This is my grandparents’ house. I drove down to…

It seemed way too complicated to explain her reasons for driving down.

Chris Graciano, he announced, grabbing her hand with both of his and pumping it vigorously in an exaggerated gesture of welcome.

You must be…Laura or Julia? Miss Rhonda’s daughters? I used to hunt with Jack and Dwayne when they went down to The Land.

No…those are my cousins.

She looked straight ahead as she said this, almost wishing she had said yes and gone with impersonating one of her pitch-perfect cousins.

His eyes widened and his mouth dropped at the same time in what would have been a comic gesture of surprise if she had retained an sense of humor about her own identity.

Cindy Lou Who?!! Is it really you?!

Durn She thought. Durn that road.

Never the same river twice

You want a place you love to stay the same forever. You want the people to be there—the same. The coffee brewing in the kitchen–the same. The old black rotary phone on the recessed shelf in the hallway by the bath, a dial tone still on the phone…the same number…same area code, the ring and click of each digit a reminder of the years of calling home.

The slow, even tick of the clock on the wall in the kitchen, a heartbeat.

Uncle Weaver comes through from the back porch, careful to close, not slam, the screen door or Mamaw will give him what-for, careful to extract yesterday’s brisket and beans from the ice box.

Girl, he says to me, you wanna go fishing?

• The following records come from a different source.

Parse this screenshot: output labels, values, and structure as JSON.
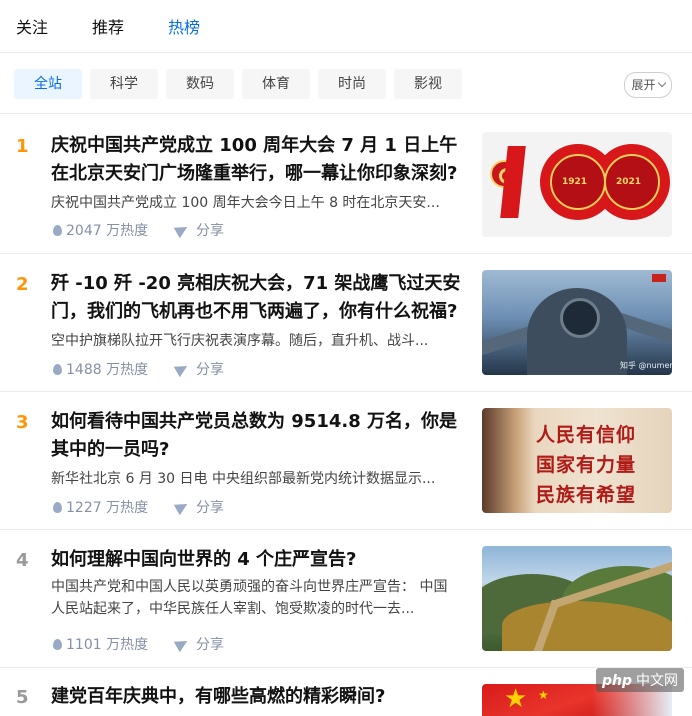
{
  "nav": {
    "tabs": [
      {
        "label": "关注"
      },
      {
        "label": "推荐"
      },
      {
        "label": "热榜"
      }
    ],
    "active": "热榜"
  },
  "categories": [
    {
      "label": "全站"
    },
    {
      "label": "科学"
    },
    {
      "label": "数码"
    },
    {
      "label": "体育"
    },
    {
      "label": "时尚"
    },
    {
      "label": "影视"
    }
  ],
  "expand_label": "展开",
  "colors": {
    "accent": "#056de8",
    "rank_hot": "#ff9607",
    "rank_normal": "#999999",
    "meta": "#8590a6"
  },
  "items": [
    {
      "rank": "1",
      "title": "庆祝中国共产党成立 100 周年大会 7 月 1 日上午在北京天安门广场隆重举行，哪一幕让你印象深刻?",
      "excerpt": "庆祝中国共产党成立 100 周年大会今日上午 8 时在北京天安...",
      "heat": "2047 万热度",
      "share": "分享",
      "thumb": {
        "year_left": "1921",
        "year_right": "2021"
      }
    },
    {
      "rank": "2",
      "title": "歼 -10 歼 -20 亮相庆祝大会，71 架战鹰飞过天安门，我们的飞机再也不用飞两遍了，你有什么祝福?",
      "excerpt": "空中护旗梯队拉开飞行庆祝表演序幕。随后，直升机、战斗...",
      "heat": "1488 万热度",
      "share": "分享",
      "thumb": {
        "watermark": "知乎 @numerical"
      }
    },
    {
      "rank": "3",
      "title": "如何看待中国共产党员总数为 9514.8 万名，你是其中的一员吗?",
      "excerpt": "新华社北京 6 月 30 日电 中央组织部最新党内统计数据显示...",
      "heat": "1227 万热度",
      "share": "分享",
      "thumb": {
        "lines": [
          "人民有信仰",
          "国家有力量",
          "民族有希望"
        ]
      }
    },
    {
      "rank": "4",
      "title": "如何理解中国向世界的 4 个庄严宣告?",
      "excerpt": "中国共产党和中国人民以英勇顽强的奋斗向世界庄严宣告： 中国人民站起来了，中华民族任人宰割、饱受欺凌的时代一去...",
      "heat": "1101 万热度",
      "share": "分享"
    },
    {
      "rank": "5",
      "title": "建党百年庆典中，有哪些高燃的精彩瞬间?"
    }
  ],
  "watermark_badge": {
    "brand": "php",
    "site": "中文网"
  }
}
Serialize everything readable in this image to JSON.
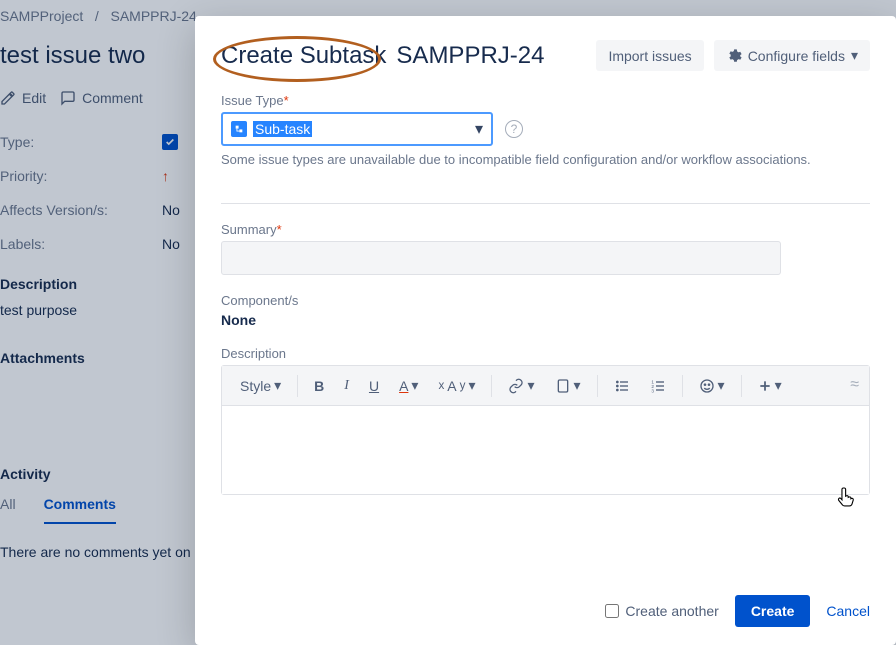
{
  "breadcrumb": {
    "project": "SAMPProject",
    "issue": "SAMPPRJ-24",
    "sep": "/"
  },
  "bg": {
    "title": "test issue two",
    "edit": "Edit",
    "comment": "Comment",
    "type_lbl": "Type:",
    "priority_lbl": "Priority:",
    "affects_lbl": "Affects Version/s:",
    "labels_lbl": "Labels:",
    "affects_val": "No",
    "labels_val": "No",
    "desc_h": "Description",
    "desc_text": "test purpose",
    "attach_h": "Attachments",
    "activity_h": "Activity",
    "tab_all": "All",
    "tab_comments": "Comments",
    "empty_comments": "There are no comments yet on"
  },
  "modal": {
    "title": "Create Subtask",
    "issue_key": "SAMPPRJ-24",
    "import_btn": "Import issues",
    "configure_btn": "Configure fields",
    "issue_type_label": "Issue Type",
    "issue_type_value": "Sub-task",
    "issue_type_hint": "Some issue types are unavailable due to incompatible field configuration and/or workflow associations.",
    "summary_label": "Summary",
    "components_label": "Component/s",
    "components_value": "None",
    "description_label": "Description",
    "rte": {
      "style": "Style",
      "bold": "B",
      "italic": "I",
      "underline": "U",
      "textcolor": "A"
    },
    "create_another": "Create another",
    "create_btn": "Create",
    "cancel_btn": "Cancel"
  }
}
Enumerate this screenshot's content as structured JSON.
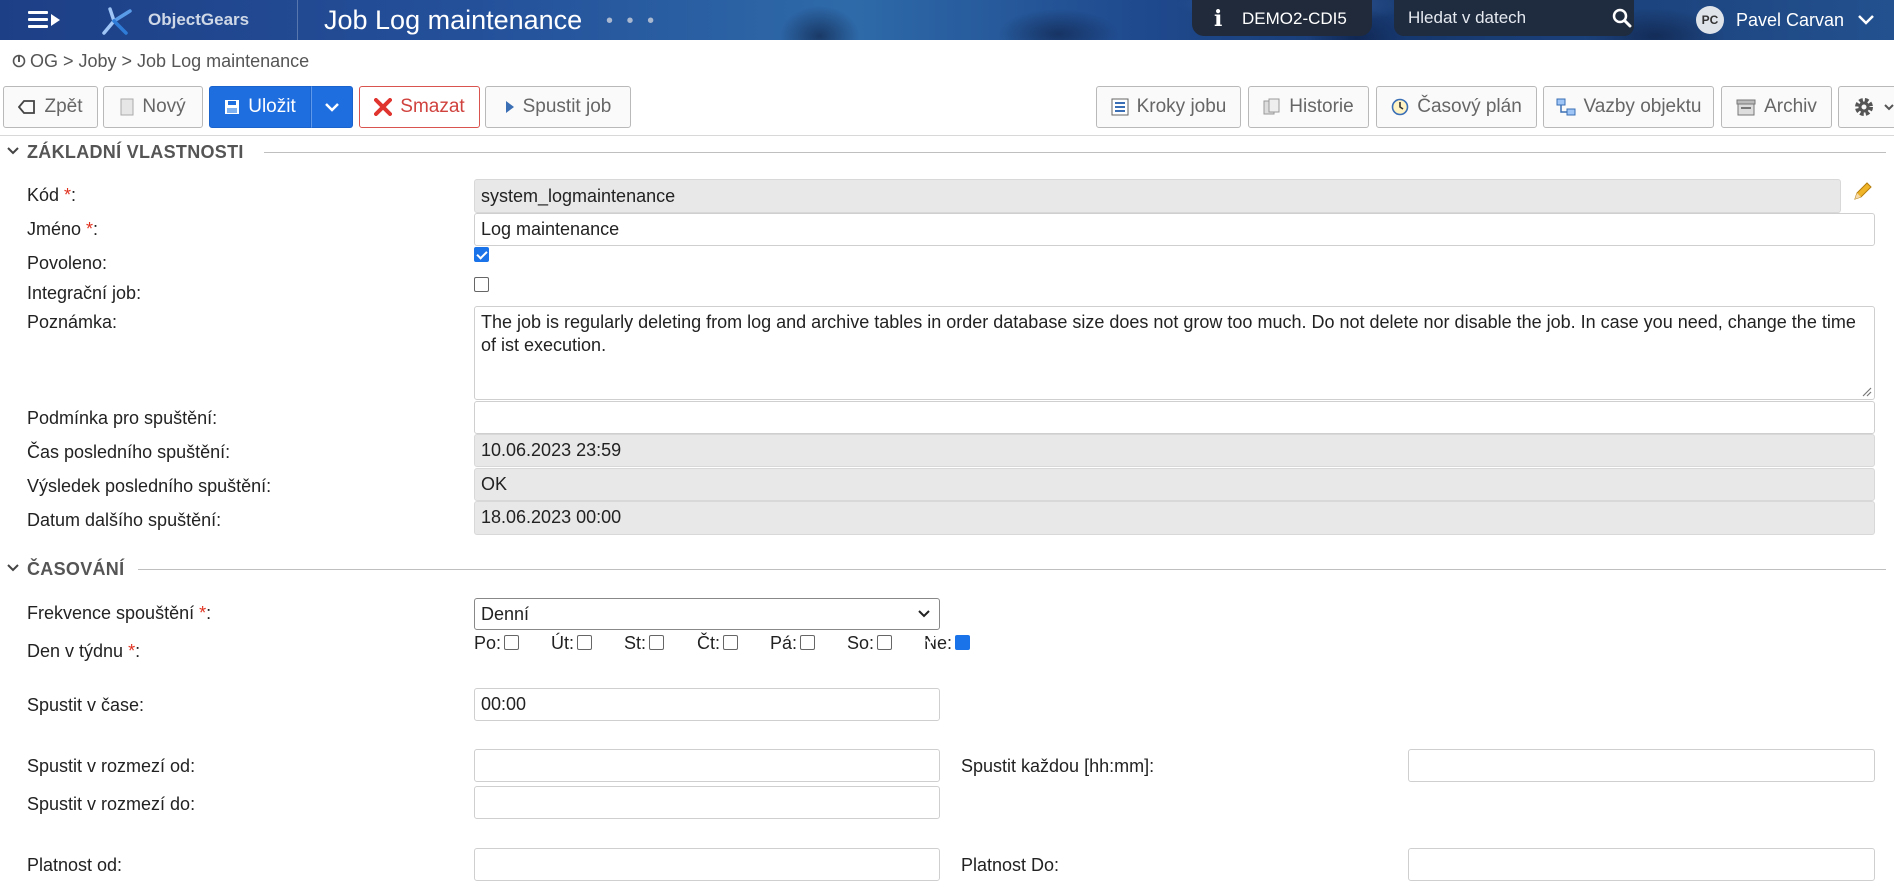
{
  "header": {
    "logo_text": "ObjectGears",
    "page_title": "Job Log maintenance",
    "dots": "• • •",
    "environment": "DEMO2-CDI5",
    "search_placeholder": "Hledat v datech",
    "user_initials": "PC",
    "user_name": "Pavel Carvan"
  },
  "breadcrumb": "OG > Joby > Job Log maintenance",
  "toolbar": {
    "back": "Zpět",
    "new": "Nový",
    "save": "Uložit",
    "delete": "Smazat",
    "run": "Spustit job",
    "steps": "Kroky jobu",
    "history": "Historie",
    "schedule": "Časový plán",
    "relations": "Vazby objektu",
    "archive": "Archiv"
  },
  "colors": {
    "primary": "#1e6ee0",
    "danger": "#d0423e",
    "required": "#e0301e"
  },
  "basic": {
    "title": "ZÁKLADNÍ VLASTNOSTI",
    "code_label": "Kód ",
    "code_value": "system_logmaintenance",
    "name_label": "Jméno ",
    "name_value": "Log maintenance",
    "enabled_label": "Povoleno:",
    "enabled": true,
    "integration_label": "Integrační job:",
    "integration": false,
    "note_label": "Poznámka:",
    "note_value": "The job is regularly deleting from log and archive tables in order database size does not grow too much. Do not delete nor disable the job. In case you need, change the time of ist execution.",
    "condition_label": "Podmínka pro spuštění:",
    "condition_value": "",
    "last_run_label": "Čas posledního spuštění:",
    "last_run_value": "10.06.2023 23:59",
    "last_result_label": "Výsledek posledního spuštění:",
    "last_result_value": "OK",
    "next_run_label": "Datum dalšího spuštění:",
    "next_run_value": "18.06.2023 00:00"
  },
  "timing": {
    "title": "ČASOVÁNÍ",
    "frequency_label": "Frekvence spouštění ",
    "frequency_value": "Denní",
    "weekday_label": "Den v týdnu ",
    "days": [
      {
        "label": "Po:",
        "checked": false
      },
      {
        "label": "Út:",
        "checked": false
      },
      {
        "label": "St:",
        "checked": false
      },
      {
        "label": "Čt:",
        "checked": false
      },
      {
        "label": "Pá:",
        "checked": false
      },
      {
        "label": "So:",
        "checked": false
      },
      {
        "label": "Ne:",
        "checked": true
      }
    ],
    "run_at_label": "Spustit v čase:",
    "run_at_value": "00:00",
    "range_from_label": "Spustit v rozmezí od:",
    "range_from_value": "",
    "every_label": "Spustit každou [hh:mm]:",
    "every_value": "",
    "range_to_label": "Spustit v rozmezí do:",
    "range_to_value": "",
    "valid_from_label": "Platnost od:",
    "valid_from_value": "",
    "valid_to_label": "Platnost Do:",
    "valid_to_value": ""
  }
}
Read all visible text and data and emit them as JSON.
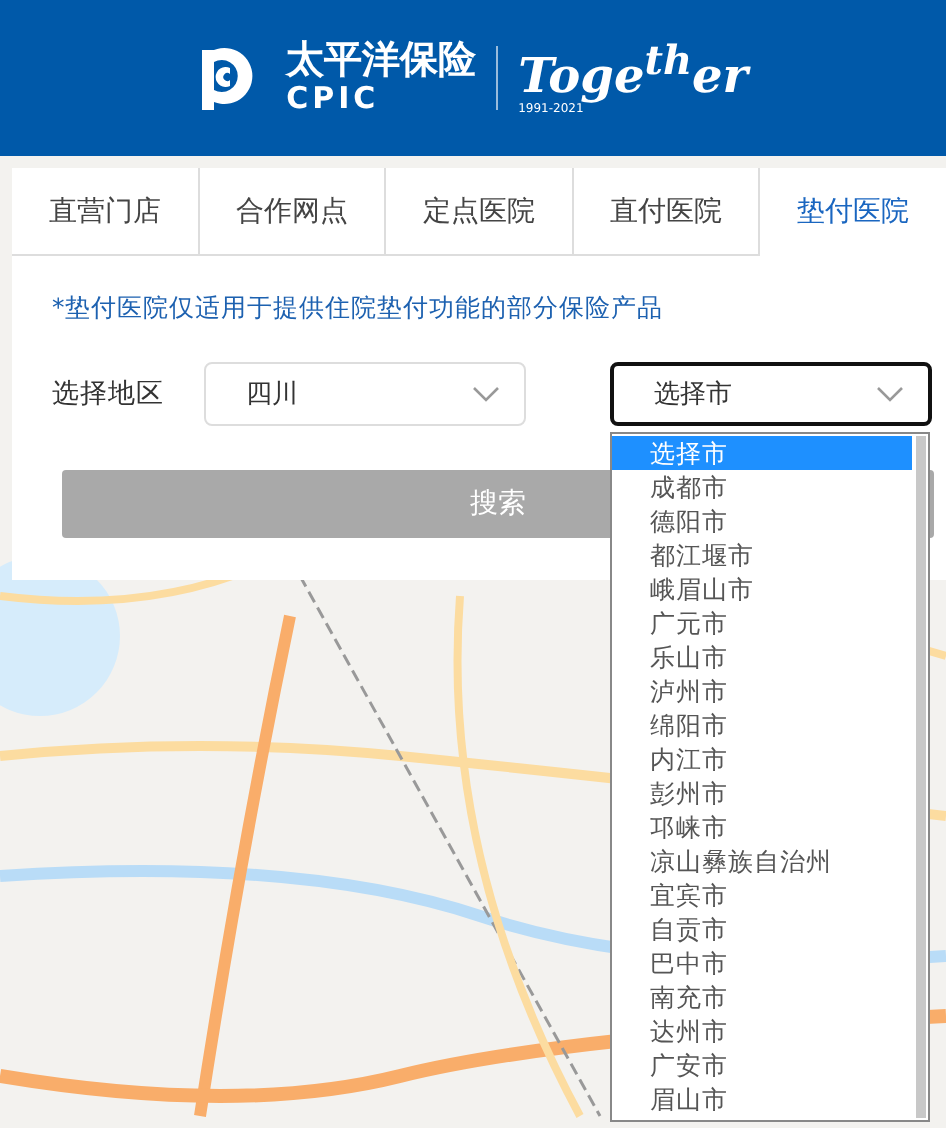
{
  "header": {
    "brand_cn": "太平洋保险",
    "brand_en": "CPIC",
    "anniversary": "Toge$^{th}$er",
    "years": "1991-2021"
  },
  "tabs": [
    {
      "label": "直营门店",
      "selected": false
    },
    {
      "label": "合作网点",
      "selected": false
    },
    {
      "label": "定点医院",
      "selected": false
    },
    {
      "label": "直付医院",
      "selected": false
    },
    {
      "label": "垫付医院",
      "selected": true
    }
  ],
  "notice": "*垫付医院仅适用于提供住院垫付功能的部分保险产品",
  "region": {
    "label": "选择地区",
    "province": {
      "value": "四川",
      "focused": false
    },
    "city": {
      "value": "选择市",
      "focused": true,
      "open": true
    }
  },
  "city_options": [
    {
      "label": "选择市",
      "selected": true
    },
    {
      "label": "成都市",
      "selected": false
    },
    {
      "label": "德阳市",
      "selected": false
    },
    {
      "label": "都江堰市",
      "selected": false
    },
    {
      "label": "峨眉山市",
      "selected": false
    },
    {
      "label": "广元市",
      "selected": false
    },
    {
      "label": "乐山市",
      "selected": false
    },
    {
      "label": "泸州市",
      "selected": false
    },
    {
      "label": "绵阳市",
      "selected": false
    },
    {
      "label": "内江市",
      "selected": false
    },
    {
      "label": "彭州市",
      "selected": false
    },
    {
      "label": "邛崃市",
      "selected": false
    },
    {
      "label": "凉山彝族自治州",
      "selected": false
    },
    {
      "label": "宜宾市",
      "selected": false
    },
    {
      "label": "自贡市",
      "selected": false
    },
    {
      "label": "巴中市",
      "selected": false
    },
    {
      "label": "南充市",
      "selected": false
    },
    {
      "label": "达州市",
      "selected": false
    },
    {
      "label": "广安市",
      "selected": false
    },
    {
      "label": "眉山市",
      "selected": false
    }
  ],
  "search_button": {
    "label": "搜索",
    "disabled": true
  }
}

We get down to The Land and drive the pickup down across the field to where the river runs. The cows regard us with sleepy suspicion.

He has already begun asking me if I think the alligator will be lurking in the shallows by the red cedar.

All the rivers in Texas run to the sea all with their pretty names, women and saints with hibiscus flowers in their hair–Trinity, and Guadalupe, and Sabine and Angelina.

He hands me stuff–tackle box and styrofoam bucket full of minnows. I wonder what would happen if we just let them all go free. Do we even like to eat fish? We come for other things.

You don’t realize till afterward that the story telling is a blood and bones thing, that it is a piece of him and will be a piece of you. That the danger is in who you tell and how you tell it, that facts are immaterial and always have been. That fishing for nothing and fishing for significance are both activities that do not require a license.

Only what you catch and hold and skin and kill requires the intervention of the state.

Never mind that anyway, girl, he says, this is private property here. A testament to what happens when rich men have only daughters.